On hearing the news that Herb Kohler and Pete Dye, the duo responsible for the Whistling Straits juggernaut along the shore of Lake Michigan, have been looking at property on the Oregon Coast south of Bandon Dunes, Keiser said he has no problem with that. "It would bring more people into the area, which would be good for us and good for the community." Keiser said he has proposed to the state of Oregon the idea of the creation of a "Links Golf Trail" all along the Oregon Coast.

Back in the mid-1990s, Keiser had originally sold the idea of the resort to Coos County by telling them the facility would create jobs for local residents, and he has remained true to his promises. Although there are a few employees from other regions who have made the pilgrimage to work at the resort, for the most part the staff is hardworking and friendly locals from the surrounding small towns and farms. He didn't import a busload of attractive twenty-somethings from the big cities of Portland or San Francisco to be waitresses in the resort's restaurants and pubs, as others would have done. Again, a practical, friendly approach by Keiser, which has created thousands of loyal (and repeat) golfers.

His affection for the caddies at the resort is clear (there were three caddies in our foursome). He is proud of the number of caddies working at the resort (it will peak at 350 during the summer months), and walking down the fourth fairway I overheard him kidding with his own looper, asking rhetorically, "How many flat TV screens - with cable - are in the caddie house (answer: two)?" and "How many prepared meals are available each day for caddies (answer: three)?" and "Are you provided with uniforms, locker room and showers (answer: yes)?"

After the seventh hole, which sits on a cliff overlooking the Pacific, Keiser asked us if we'd like to see the turn-stand. So we walked around a dune there it was, hidden from view, a little snack shop building with a lone, but cheerful, attendant. There were two tables on the cliff overlooking the pounding surf on the beach below. A hidden and wonderful place. "Hank (Hickox, the resort's general manager) didn't want us to put this here because he's afraid the golfers would hang out here in the evenings drinking beer and he'd have to send a shuttle out in the dark to pick them up." But that hasn't happened yet.

When asked how often he visited the resort, Keiser said, "I usually come in for three days at a time.
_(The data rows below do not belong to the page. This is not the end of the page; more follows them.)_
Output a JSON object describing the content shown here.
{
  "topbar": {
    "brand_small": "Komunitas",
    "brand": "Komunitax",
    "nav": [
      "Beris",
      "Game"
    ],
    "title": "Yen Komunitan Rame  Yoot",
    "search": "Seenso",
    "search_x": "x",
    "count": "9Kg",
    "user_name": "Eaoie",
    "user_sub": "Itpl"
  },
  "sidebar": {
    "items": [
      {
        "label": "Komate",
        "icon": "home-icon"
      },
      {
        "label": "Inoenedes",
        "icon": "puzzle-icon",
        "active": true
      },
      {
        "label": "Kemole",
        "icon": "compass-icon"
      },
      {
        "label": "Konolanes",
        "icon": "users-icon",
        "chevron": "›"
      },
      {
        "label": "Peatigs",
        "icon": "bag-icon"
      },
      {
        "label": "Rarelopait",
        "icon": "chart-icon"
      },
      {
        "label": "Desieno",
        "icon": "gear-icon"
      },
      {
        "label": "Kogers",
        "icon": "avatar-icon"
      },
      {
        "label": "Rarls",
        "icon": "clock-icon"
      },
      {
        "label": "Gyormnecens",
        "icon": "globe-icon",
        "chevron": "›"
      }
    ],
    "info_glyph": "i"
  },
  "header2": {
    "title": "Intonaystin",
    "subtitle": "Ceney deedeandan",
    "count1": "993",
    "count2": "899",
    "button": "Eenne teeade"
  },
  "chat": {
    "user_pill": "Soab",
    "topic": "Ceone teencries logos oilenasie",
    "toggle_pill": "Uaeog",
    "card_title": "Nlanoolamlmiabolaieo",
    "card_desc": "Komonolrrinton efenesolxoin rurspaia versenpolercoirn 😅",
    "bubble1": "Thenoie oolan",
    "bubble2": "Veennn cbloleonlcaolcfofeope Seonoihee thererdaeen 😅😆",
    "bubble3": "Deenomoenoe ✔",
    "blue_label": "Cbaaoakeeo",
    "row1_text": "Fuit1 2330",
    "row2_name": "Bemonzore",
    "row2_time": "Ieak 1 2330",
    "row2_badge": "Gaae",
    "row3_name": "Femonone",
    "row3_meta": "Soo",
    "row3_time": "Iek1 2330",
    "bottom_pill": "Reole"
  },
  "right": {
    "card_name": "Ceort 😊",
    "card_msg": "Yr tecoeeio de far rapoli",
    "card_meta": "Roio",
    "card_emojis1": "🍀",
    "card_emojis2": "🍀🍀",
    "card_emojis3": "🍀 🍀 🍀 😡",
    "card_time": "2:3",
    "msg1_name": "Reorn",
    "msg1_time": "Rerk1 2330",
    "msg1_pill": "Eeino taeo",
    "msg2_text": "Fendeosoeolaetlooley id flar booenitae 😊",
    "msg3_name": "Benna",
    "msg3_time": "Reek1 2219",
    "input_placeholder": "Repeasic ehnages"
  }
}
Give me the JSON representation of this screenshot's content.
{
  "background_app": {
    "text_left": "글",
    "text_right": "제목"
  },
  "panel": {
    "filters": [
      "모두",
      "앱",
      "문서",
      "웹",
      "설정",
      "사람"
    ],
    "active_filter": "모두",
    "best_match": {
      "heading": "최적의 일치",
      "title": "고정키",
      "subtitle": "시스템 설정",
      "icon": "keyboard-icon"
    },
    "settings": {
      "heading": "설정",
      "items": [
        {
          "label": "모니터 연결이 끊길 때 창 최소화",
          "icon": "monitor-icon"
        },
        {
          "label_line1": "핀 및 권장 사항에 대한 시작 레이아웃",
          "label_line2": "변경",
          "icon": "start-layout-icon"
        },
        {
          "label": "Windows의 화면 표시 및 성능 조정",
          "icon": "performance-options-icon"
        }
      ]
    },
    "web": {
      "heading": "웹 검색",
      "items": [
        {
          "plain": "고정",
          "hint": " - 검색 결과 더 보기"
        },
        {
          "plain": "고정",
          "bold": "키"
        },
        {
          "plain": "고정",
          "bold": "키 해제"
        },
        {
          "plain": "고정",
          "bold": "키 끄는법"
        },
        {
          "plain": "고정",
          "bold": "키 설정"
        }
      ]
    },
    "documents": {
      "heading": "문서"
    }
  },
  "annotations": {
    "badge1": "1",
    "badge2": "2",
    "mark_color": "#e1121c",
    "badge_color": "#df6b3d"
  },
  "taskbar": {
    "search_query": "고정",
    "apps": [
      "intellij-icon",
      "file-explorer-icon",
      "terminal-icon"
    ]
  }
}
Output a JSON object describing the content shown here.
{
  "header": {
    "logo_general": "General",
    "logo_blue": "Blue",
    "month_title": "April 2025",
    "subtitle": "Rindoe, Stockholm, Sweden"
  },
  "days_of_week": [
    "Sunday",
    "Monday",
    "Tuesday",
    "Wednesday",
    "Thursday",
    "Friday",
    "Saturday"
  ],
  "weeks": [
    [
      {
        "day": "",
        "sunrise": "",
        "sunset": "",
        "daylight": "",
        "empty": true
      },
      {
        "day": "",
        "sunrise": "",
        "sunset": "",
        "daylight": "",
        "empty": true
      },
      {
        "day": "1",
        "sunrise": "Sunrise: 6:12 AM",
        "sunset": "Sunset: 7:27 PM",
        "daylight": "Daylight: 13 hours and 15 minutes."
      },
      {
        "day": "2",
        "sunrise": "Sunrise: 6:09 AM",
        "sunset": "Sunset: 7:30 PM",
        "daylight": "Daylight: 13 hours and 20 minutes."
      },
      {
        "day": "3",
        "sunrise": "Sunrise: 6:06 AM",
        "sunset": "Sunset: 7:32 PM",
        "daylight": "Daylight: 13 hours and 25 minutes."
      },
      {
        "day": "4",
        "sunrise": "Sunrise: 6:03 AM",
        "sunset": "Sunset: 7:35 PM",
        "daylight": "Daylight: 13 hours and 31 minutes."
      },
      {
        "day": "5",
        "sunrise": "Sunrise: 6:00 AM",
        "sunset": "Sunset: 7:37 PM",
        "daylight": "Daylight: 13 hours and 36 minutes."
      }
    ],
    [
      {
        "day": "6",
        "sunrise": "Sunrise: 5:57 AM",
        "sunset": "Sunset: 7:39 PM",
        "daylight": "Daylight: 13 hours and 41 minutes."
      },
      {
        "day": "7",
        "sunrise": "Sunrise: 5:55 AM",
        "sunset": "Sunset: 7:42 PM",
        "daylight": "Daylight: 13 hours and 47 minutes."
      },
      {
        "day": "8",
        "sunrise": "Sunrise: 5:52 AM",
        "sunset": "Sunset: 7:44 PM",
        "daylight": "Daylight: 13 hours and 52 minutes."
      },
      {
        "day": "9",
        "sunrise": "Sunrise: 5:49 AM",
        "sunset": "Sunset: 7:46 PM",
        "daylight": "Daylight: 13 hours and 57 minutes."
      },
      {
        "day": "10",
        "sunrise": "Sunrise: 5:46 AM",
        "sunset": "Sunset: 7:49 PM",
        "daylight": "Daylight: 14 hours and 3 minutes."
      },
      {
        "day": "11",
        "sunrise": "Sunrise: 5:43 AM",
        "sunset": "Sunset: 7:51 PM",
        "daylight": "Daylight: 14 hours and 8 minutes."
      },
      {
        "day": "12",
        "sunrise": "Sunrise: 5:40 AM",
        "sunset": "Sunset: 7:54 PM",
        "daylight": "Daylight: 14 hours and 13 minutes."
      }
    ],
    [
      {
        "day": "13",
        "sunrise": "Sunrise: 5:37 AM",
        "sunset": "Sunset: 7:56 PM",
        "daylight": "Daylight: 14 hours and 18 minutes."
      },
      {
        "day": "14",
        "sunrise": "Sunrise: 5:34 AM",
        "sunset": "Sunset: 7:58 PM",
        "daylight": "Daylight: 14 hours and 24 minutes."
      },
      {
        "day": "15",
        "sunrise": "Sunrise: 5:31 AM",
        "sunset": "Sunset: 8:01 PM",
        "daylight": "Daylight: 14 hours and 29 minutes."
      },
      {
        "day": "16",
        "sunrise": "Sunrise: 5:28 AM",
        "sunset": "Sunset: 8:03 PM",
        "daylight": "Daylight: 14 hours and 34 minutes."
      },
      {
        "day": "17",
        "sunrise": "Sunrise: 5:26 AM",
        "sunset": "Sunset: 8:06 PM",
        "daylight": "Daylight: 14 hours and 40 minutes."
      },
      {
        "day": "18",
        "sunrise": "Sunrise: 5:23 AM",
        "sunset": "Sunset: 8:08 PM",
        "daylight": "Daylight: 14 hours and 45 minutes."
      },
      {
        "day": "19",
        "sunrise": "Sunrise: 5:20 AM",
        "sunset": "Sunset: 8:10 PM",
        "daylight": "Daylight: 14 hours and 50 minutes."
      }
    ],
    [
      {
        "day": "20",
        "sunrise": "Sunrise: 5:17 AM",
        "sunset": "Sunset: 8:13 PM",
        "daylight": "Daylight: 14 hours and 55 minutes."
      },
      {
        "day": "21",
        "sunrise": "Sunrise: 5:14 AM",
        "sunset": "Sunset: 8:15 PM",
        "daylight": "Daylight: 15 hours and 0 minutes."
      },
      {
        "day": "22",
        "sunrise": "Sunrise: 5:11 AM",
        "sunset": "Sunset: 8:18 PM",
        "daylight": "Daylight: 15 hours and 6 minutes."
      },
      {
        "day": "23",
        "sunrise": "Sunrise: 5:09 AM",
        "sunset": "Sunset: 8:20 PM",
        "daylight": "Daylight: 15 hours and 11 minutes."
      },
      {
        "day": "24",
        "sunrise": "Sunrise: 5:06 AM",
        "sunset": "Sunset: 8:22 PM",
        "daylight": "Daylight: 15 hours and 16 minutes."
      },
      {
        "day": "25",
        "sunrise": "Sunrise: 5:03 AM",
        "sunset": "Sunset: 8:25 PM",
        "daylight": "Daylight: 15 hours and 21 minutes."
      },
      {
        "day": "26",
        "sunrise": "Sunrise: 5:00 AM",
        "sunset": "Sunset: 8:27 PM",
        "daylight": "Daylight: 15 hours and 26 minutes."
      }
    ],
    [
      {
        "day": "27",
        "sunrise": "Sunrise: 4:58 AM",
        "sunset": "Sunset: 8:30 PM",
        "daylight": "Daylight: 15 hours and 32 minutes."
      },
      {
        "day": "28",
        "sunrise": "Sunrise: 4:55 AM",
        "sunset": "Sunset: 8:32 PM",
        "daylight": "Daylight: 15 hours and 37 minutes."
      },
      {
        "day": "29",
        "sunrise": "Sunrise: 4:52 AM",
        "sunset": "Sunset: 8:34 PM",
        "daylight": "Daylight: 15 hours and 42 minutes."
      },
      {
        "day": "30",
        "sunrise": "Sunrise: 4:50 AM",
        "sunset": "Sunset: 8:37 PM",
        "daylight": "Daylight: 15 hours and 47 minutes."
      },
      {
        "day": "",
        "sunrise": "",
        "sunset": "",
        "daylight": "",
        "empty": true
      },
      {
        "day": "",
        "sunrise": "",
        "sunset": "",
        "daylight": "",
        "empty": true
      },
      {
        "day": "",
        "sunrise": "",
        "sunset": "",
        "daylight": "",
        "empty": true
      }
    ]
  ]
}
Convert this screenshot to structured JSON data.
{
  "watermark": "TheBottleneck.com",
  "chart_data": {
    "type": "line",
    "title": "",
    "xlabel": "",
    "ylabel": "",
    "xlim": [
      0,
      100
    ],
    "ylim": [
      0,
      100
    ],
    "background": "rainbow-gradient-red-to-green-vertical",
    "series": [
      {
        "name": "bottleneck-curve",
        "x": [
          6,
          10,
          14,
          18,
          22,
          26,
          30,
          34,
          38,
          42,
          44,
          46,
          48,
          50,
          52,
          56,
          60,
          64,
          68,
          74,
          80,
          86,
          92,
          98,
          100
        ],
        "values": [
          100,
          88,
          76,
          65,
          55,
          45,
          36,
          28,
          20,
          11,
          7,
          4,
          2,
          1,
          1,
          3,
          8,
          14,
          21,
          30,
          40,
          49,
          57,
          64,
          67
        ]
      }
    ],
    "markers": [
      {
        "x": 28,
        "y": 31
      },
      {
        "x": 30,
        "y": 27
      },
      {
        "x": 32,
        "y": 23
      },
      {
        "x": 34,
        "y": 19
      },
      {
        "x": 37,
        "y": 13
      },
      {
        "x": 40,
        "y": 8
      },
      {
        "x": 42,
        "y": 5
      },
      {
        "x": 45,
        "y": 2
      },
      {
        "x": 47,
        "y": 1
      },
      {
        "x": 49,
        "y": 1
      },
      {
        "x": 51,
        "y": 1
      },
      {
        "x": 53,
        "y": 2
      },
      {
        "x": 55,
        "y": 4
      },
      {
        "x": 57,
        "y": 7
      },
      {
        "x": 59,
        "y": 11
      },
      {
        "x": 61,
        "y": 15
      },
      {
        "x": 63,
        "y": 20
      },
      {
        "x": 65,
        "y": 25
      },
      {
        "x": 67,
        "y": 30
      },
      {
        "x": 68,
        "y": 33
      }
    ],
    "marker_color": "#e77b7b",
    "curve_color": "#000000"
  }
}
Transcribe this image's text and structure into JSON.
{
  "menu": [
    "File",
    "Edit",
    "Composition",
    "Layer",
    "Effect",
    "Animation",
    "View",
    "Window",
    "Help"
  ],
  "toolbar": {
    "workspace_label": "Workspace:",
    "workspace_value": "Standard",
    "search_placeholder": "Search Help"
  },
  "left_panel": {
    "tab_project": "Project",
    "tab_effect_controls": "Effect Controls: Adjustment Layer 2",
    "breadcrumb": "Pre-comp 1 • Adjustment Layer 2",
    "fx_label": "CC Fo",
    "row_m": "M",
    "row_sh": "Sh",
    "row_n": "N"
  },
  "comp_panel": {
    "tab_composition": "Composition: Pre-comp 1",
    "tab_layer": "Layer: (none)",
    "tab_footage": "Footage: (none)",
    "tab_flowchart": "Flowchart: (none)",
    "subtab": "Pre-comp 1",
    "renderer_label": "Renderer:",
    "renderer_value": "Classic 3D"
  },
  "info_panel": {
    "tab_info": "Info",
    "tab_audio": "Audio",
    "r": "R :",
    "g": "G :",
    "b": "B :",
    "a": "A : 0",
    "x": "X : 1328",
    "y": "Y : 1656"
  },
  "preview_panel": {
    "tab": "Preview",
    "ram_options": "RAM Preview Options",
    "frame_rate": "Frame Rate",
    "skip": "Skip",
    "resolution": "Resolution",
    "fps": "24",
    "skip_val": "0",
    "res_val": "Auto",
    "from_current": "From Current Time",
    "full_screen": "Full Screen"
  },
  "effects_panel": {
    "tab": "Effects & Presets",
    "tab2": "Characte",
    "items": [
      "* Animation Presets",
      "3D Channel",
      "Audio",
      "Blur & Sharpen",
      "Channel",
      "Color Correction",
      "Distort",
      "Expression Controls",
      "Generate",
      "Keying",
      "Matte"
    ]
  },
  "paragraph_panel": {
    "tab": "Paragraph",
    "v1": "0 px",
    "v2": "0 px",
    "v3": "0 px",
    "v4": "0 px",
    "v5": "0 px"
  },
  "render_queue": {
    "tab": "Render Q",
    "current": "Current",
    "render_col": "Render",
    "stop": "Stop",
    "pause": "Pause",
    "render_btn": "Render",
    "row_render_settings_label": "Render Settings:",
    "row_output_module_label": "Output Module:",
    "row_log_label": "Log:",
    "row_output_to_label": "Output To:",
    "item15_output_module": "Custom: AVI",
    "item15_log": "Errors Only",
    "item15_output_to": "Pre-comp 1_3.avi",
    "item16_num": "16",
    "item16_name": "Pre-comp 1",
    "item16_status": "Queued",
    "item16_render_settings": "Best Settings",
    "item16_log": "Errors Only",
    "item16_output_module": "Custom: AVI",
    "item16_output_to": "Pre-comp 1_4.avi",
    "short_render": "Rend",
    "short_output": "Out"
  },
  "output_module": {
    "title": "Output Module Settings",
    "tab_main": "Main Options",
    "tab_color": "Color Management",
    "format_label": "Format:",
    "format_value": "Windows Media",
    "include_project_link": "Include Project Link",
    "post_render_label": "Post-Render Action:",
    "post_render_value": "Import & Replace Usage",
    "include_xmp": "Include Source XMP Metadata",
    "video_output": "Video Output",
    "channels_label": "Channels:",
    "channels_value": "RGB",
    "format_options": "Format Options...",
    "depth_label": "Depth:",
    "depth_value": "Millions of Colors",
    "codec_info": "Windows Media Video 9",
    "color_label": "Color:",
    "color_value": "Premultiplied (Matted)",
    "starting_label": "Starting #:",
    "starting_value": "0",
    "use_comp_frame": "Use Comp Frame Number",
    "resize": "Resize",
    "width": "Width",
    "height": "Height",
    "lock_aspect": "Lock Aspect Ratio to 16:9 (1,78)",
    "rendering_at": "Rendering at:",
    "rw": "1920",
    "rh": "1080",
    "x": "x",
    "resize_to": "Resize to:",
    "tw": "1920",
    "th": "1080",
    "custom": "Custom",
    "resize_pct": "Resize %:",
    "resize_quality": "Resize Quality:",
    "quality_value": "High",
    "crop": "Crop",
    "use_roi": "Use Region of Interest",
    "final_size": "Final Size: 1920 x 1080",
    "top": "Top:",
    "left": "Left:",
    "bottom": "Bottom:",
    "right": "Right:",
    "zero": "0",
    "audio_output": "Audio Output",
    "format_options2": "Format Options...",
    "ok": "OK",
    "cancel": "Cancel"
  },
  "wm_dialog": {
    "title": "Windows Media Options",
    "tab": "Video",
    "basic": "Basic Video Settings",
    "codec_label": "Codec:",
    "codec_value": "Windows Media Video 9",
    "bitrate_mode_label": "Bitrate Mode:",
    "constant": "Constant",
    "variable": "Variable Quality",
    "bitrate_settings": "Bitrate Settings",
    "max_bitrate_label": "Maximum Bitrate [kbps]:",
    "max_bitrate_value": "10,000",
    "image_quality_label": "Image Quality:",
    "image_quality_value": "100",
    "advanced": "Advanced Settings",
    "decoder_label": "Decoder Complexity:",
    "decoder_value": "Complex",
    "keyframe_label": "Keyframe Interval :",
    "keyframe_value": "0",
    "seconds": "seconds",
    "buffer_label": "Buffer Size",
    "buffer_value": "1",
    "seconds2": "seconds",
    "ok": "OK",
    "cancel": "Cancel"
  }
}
This seems to be just the right amount. I check in on things and take a look around. If I stay longer than that, then people find out I'm here and start coming to me with their problems, and that's the job of my management staff, not me." Keiser said he stays in different rooms at the resort every time he comes, so he can see firsthand the conditions of the accommodations provided guests.

And more practical business wisdom: "You will never hear the word 'spa' attached to the name of this resort," Keiser said. "It's a losing proposition. You spend $15 million to build a spa, and the return on it will not match the investment. We have a modest locker room, with available massage services, and we've found that's all that's really needed or wanted."

Very common sense.

We played a $2 Nassau game on our round at Old Macdonald, and on Old Mac's 18th green I handed two dollars to the man who is king of all he surveys. I couldn't have enjoyed it more.

Tom Cade is the editor of Pacific Northwest Golfer magazine, published by the Pacific Northwest Golf Association. He is also the current president of the Northwest Golf Media Association, for which he served as managing director in 2005-06. From 2004-07 he produced television commercials for golf resorts and travel destinations.